At a conference in the University of CEMA, Libertad y Progreso’s representative Marcos Hilding Ohlsson participated in a debate alongside Instituto Amagi’s economist Roberto Cachanovsky and Acton Institute’s Cecilia Vázquez Ger. The debate focused on how to make social programs more effective and the promotion of their replacement by producing jobs in the private sector. Concluding remarks were carried out by Gustavo Lazzari, director of the Atlas Foundation. Economic analyst Iván Carrino moderated.
Lecturers highlighted that the Argentine government needs to change the incentive system that governs social programs so it becomes more efficient. Cachanovsky gave the example of a small town in the province of Córdoba where 120% of the population receives a disability pension. In this town, it is so easy to carry out the procedure to get this pension that it attracts people from other places and enables some doctors to create a business out of keeping the first few months of the pension in exchange for signing a disability certificate.
Experts emphasized that social public spending has multiplied 7 times over the last decade – growing from 27,000 million to 80,000 million. However, poverty levels did not decrease substantially. Hence, the system needs to be changed urgently. One of the most significant issues is that many social programs are managed by the same “puntero” (political leader) who uses them for political gain. Some of these programs have the power to distribute thousands of plans. Thus, during the conference, a proposal to put the Ministry of Social Development in charge of this distribution was introduced. This would be particularly effective if done through municipalities, which have closer contact with the recipients and know the particulars of each case better.
Another proposal introduced at the conference was to create a register including all the beneficiaries of the programs in order to retrain them so that they can find a job in the private sector. They would still receive their social plan for a certain period of time so they can survive until they find a new job, but an incentive to actively look for employment would still exist. Limiting the number of plans received to 1 per person is also key for the success of this plan, since the money received from additional plans can be supplemented for the one received from the main plan, which is used to make a living. Therefore, receiving more than 1 plan can disparage the need to look for work. In Argentina, there are 1,800,000 individuals who receive more than 1 plan.
According to these lecturers, the incentives mentioned here have to be complemented with labor legislation that allows businesses to hire (and fire) employees easily, to reinforce their demand for new hirees and more people can find jobs. “Only 1% of businesses in Argentina are big multinationals.

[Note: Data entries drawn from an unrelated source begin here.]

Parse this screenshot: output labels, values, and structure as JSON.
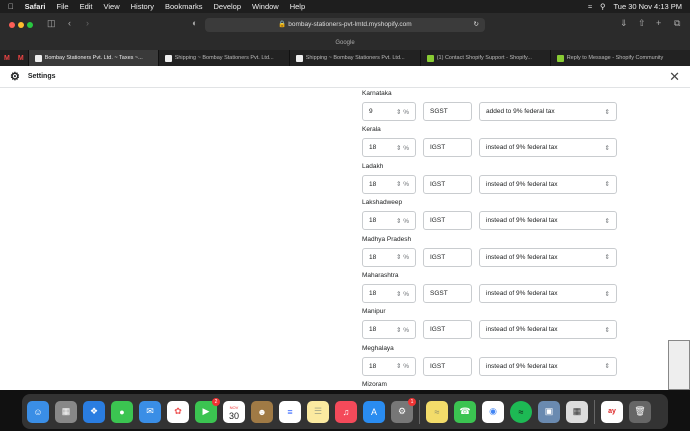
{
  "menubar": {
    "app": "Safari",
    "items": [
      "File",
      "Edit",
      "View",
      "History",
      "Bookmarks",
      "Develop",
      "Window",
      "Help"
    ],
    "clock": "Tue 30 Nov  4:13 PM"
  },
  "browser": {
    "url": "bombay-stationers-pvt-lmtd.myshopify.com",
    "favorites_label": "Google",
    "tabs": [
      "Bombay Stationers Pvt. Ltd. ~ Taxes ~...",
      "Shipping ~ Bombay Stationers Pvt. Ltd...",
      "Shipping ~ Bombay Stationers Pvt. Ltd...",
      "(1) Contact Shopify Support - Shopify...",
      "Reply to Message - Shopify Community"
    ]
  },
  "header": {
    "title": "Settings"
  },
  "regions": [
    {
      "name": "Karnataka",
      "rate": "9",
      "code": "SGST",
      "mode": "added to 9% federal tax"
    },
    {
      "name": "Kerala",
      "rate": "18",
      "code": "IGST",
      "mode": "instead of 9% federal tax"
    },
    {
      "name": "Ladakh",
      "rate": "18",
      "code": "IGST",
      "mode": "instead of 9% federal tax"
    },
    {
      "name": "Lakshadweep",
      "rate": "18",
      "code": "IGST",
      "mode": "instead of 9% federal tax"
    },
    {
      "name": "Madhya Pradesh",
      "rate": "18",
      "code": "IGST",
      "mode": "instead of 9% federal tax"
    },
    {
      "name": "Maharashtra",
      "rate": "18",
      "code": "SGST",
      "mode": "instead of 9% federal tax"
    },
    {
      "name": "Manipur",
      "rate": "18",
      "code": "IGST",
      "mode": "instead of 9% federal tax"
    },
    {
      "name": "Meghalaya",
      "rate": "18",
      "code": "IGST",
      "mode": "instead of 9% federal tax"
    },
    {
      "name": "Mizoram",
      "rate": "",
      "code": "",
      "mode": ""
    }
  ],
  "percent": "%",
  "dock": {
    "calendar_month": "NOV",
    "calendar_day": "30",
    "facetime_badge": "2",
    "settings_badge": "1"
  }
}
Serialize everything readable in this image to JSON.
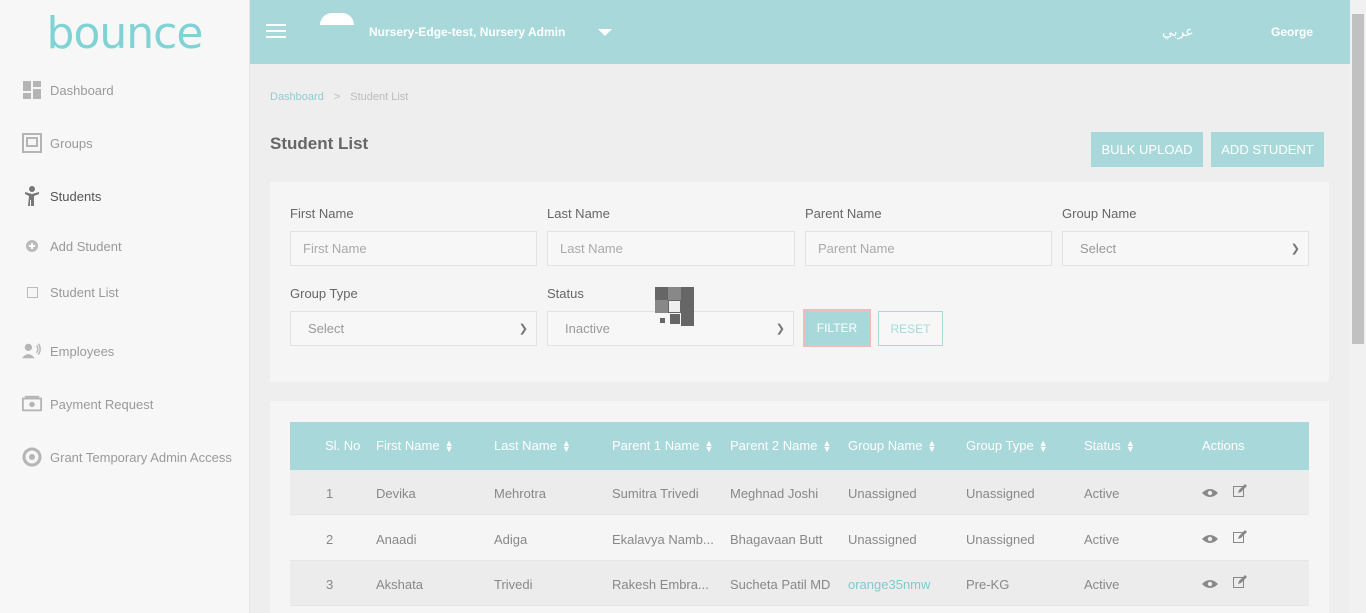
{
  "logo": {
    "text": "bounce"
  },
  "sidebar": {
    "items": [
      {
        "label": "Dashboard",
        "icon": "dashboard-icon"
      },
      {
        "label": "Groups",
        "icon": "groups-icon"
      },
      {
        "label": "Students",
        "icon": "student-icon"
      },
      {
        "label": "Employees",
        "icon": "employees-icon"
      },
      {
        "label": "Payment Request",
        "icon": "payment-icon"
      },
      {
        "label": "Grant Temporary Admin Access",
        "icon": "admin-access-icon"
      }
    ],
    "sub_items": [
      {
        "label": "Add Student",
        "icon": "plus-circle-icon"
      },
      {
        "label": "Student List",
        "icon": "square-icon"
      }
    ]
  },
  "header": {
    "org": "Nursery-Edge-test, Nursery Admin",
    "lang": "عربي",
    "user": "George"
  },
  "breadcrumb": {
    "home": "Dashboard",
    "separator": ">",
    "current": "Student List"
  },
  "page": {
    "title": "Student List",
    "bulk_upload": "BULK UPLOAD",
    "add_student": "ADD STUDENT"
  },
  "filters": {
    "first_name": {
      "label": "First Name",
      "placeholder": "First Name"
    },
    "last_name": {
      "label": "Last Name",
      "placeholder": "Last Name"
    },
    "parent_name": {
      "label": "Parent Name",
      "placeholder": "Parent Name"
    },
    "group_name": {
      "label": "Group Name",
      "value": "Select"
    },
    "group_type": {
      "label": "Group Type",
      "value": "Select"
    },
    "status": {
      "label": "Status",
      "value": "Inactive"
    },
    "filter_btn": "FILTER",
    "reset_btn": "RESET"
  },
  "table": {
    "headers": [
      "Sl. No",
      "First Name",
      "Last Name",
      "Parent 1 Name",
      "Parent 2 Name",
      "Group Name",
      "Group Type",
      "Status",
      "Actions"
    ],
    "rows": [
      [
        "1",
        "Devika",
        "Mehrotra",
        "Sumitra Trivedi",
        "Meghnad Joshi",
        "Unassigned",
        "Unassigned",
        "Active"
      ],
      [
        "2",
        "Anaadi",
        "Adiga",
        "Ekalavya Namb...",
        "Bhagavaan Butt",
        "Unassigned",
        "Unassigned",
        "Active"
      ],
      [
        "3",
        "Akshata",
        "Trivedi",
        "Rakesh Embra...",
        "Sucheta Patil MD",
        "orange35nmw",
        "Pre-KG",
        "Active"
      ]
    ]
  },
  "colors": {
    "accent": "#a8d8da",
    "link": "#7fcacd"
  }
}
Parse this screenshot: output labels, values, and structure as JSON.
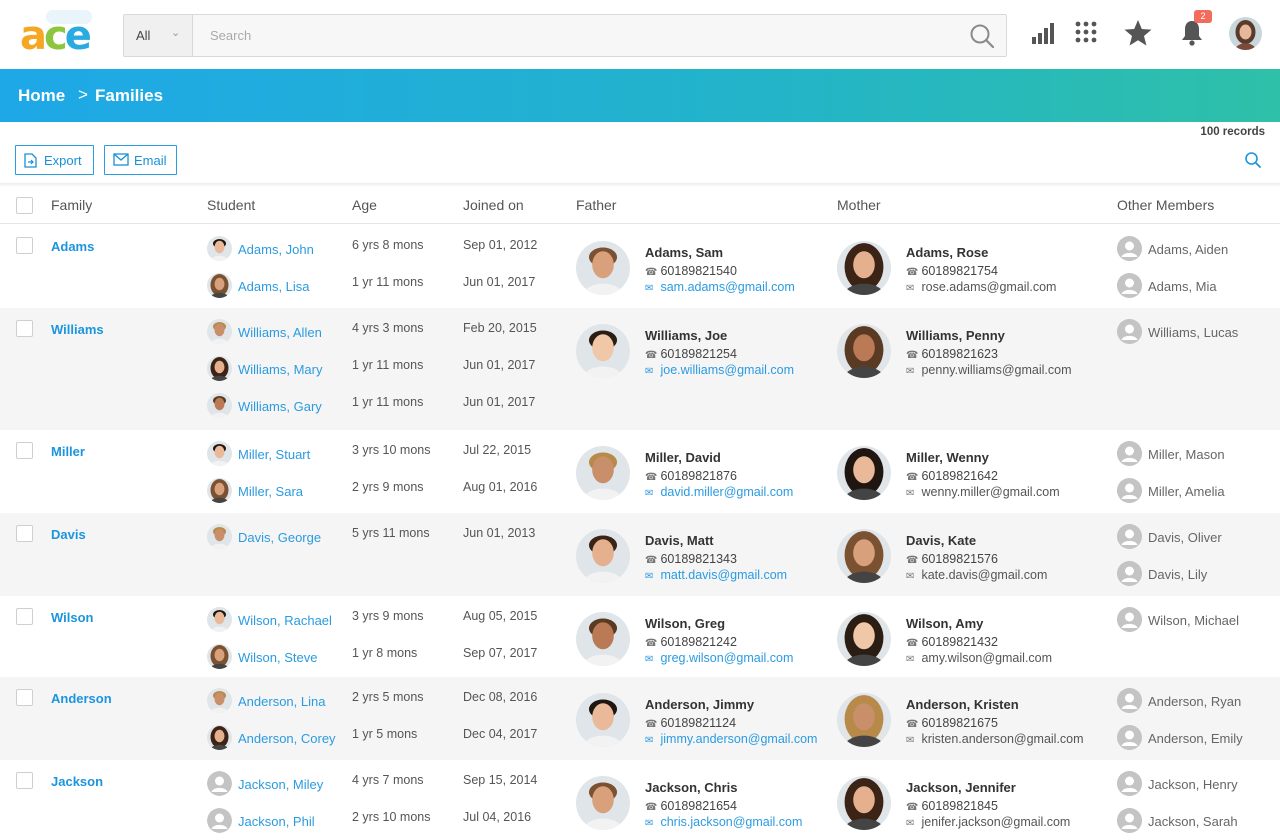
{
  "app": {
    "logo": "ace",
    "colors": {
      "accent": "#1b95de",
      "banner_start": "#1ea8e8",
      "banner_end": "#2ec0a8",
      "badge": "#f26b5b"
    }
  },
  "search": {
    "scope": "All",
    "placeholder": "Search",
    "value": ""
  },
  "header_icons": [
    "bar-chart-icon",
    "grid-apps-icon",
    "star-icon",
    "bell-icon",
    "avatar"
  ],
  "notifications": {
    "count": "2"
  },
  "breadcrumb": {
    "home": "Home",
    "separator": ">",
    "current": "Families"
  },
  "toolbar": {
    "records": "100 records",
    "export_label": "Export",
    "email_label": "Email"
  },
  "table": {
    "columns": [
      "Family",
      "Student",
      "Age",
      "Joined on",
      "Father",
      "Mother",
      "Other Members"
    ],
    "rows": [
      {
        "family": "Adams",
        "students": [
          {
            "name": "Adams, John",
            "age": "6 yrs 8 mons",
            "joined": "Sep 01, 2012"
          },
          {
            "name": "Adams, Lisa",
            "age": "1 yr 11 mons",
            "joined": "Jun 01, 2017"
          }
        ],
        "father": {
          "name": "Adams, Sam",
          "phone": "60189821540",
          "email": "sam.adams@gmail.com"
        },
        "mother": {
          "name": "Adams, Rose",
          "phone": "60189821754",
          "email": "rose.adams@gmail.com"
        },
        "others": [
          "Adams, Aiden",
          "Adams, Mia"
        ]
      },
      {
        "family": "Williams",
        "students": [
          {
            "name": "Williams, Allen",
            "age": "4 yrs 3 mons",
            "joined": "Feb 20, 2015"
          },
          {
            "name": "Williams, Mary",
            "age": "1 yr 11 mons",
            "joined": "Jun 01, 2017"
          },
          {
            "name": "Williams, Gary",
            "age": "1 yr 11 mons",
            "joined": "Jun 01, 2017"
          }
        ],
        "father": {
          "name": "Williams, Joe",
          "phone": "60189821254",
          "email": "joe.williams@gmail.com"
        },
        "mother": {
          "name": "Williams, Penny",
          "phone": "60189821623",
          "email": "penny.williams@gmail.com"
        },
        "others": [
          "Williams, Lucas"
        ]
      },
      {
        "family": "Miller",
        "students": [
          {
            "name": "Miller, Stuart",
            "age": "3 yrs 10 mons",
            "joined": "Jul 22, 2015"
          },
          {
            "name": "Miller, Sara",
            "age": "2 yrs 9 mons",
            "joined": "Aug 01, 2016"
          }
        ],
        "father": {
          "name": "Miller, David",
          "phone": "60189821876",
          "email": "david.miller@gmail.com"
        },
        "mother": {
          "name": "Miller, Wenny",
          "phone": "60189821642",
          "email": "wenny.miller@gmail.com"
        },
        "others": [
          "Miller, Mason",
          "Miller, Amelia"
        ]
      },
      {
        "family": "Davis",
        "students": [
          {
            "name": "Davis, George",
            "age": "5 yrs 11 mons",
            "joined": "Jun 01, 2013"
          }
        ],
        "father": {
          "name": "Davis, Matt",
          "phone": "60189821343",
          "email": "matt.davis@gmail.com"
        },
        "mother": {
          "name": "Davis, Kate",
          "phone": "60189821576",
          "email": "kate.davis@gmail.com"
        },
        "others": [
          "Davis, Oliver",
          "Davis, Lily"
        ]
      },
      {
        "family": "Wilson",
        "students": [
          {
            "name": "Wilson, Rachael",
            "age": "3 yrs 9 mons",
            "joined": "Aug 05, 2015"
          },
          {
            "name": "Wilson, Steve",
            "age": "1 yr 8 mons",
            "joined": "Sep 07, 2017"
          }
        ],
        "father": {
          "name": "Wilson, Greg",
          "phone": "60189821242",
          "email": "greg.wilson@gmail.com"
        },
        "mother": {
          "name": "Wilson, Amy",
          "phone": "60189821432",
          "email": "amy.wilson@gmail.com"
        },
        "others": [
          "Wilson, Michael"
        ]
      },
      {
        "family": "Anderson",
        "students": [
          {
            "name": "Anderson, Lina",
            "age": "2 yrs 5 mons",
            "joined": "Dec 08, 2016"
          },
          {
            "name": "Anderson, Corey",
            "age": "1 yr 5 mons",
            "joined": "Dec 04, 2017"
          }
        ],
        "father": {
          "name": "Anderson, Jimmy",
          "phone": "60189821124",
          "email": "jimmy.anderson@gmail.com"
        },
        "mother": {
          "name": "Anderson, Kristen",
          "phone": "60189821675",
          "email": "kristen.anderson@gmail.com"
        },
        "others": [
          "Anderson, Ryan",
          "Anderson, Emily"
        ]
      },
      {
        "family": "Jackson",
        "students": [
          {
            "name": "Jackson, Miley",
            "age": "4 yrs 7 mons",
            "joined": "Sep 15, 2014"
          },
          {
            "name": "Jackson, Phil",
            "age": "2 yrs 10 mons",
            "joined": "Jul 04, 2016"
          }
        ],
        "father": {
          "name": "Jackson, Chris",
          "phone": "60189821654",
          "email": "chris.jackson@gmail.com"
        },
        "mother": {
          "name": "Jackson, Jennifer",
          "phone": "60189821845",
          "email": "jenifer.jackson@gmail.com"
        },
        "others": [
          "Jackson, Henry",
          "Jackson, Sarah"
        ]
      }
    ]
  }
}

The other 99% is made small businesses who are responsible for 64% of the jobs in our country, we should help them grow.” We should help people to express themselves and develop their best qualities, we should see them as the solution rather than the problem” Hilding Ohlsson concluded.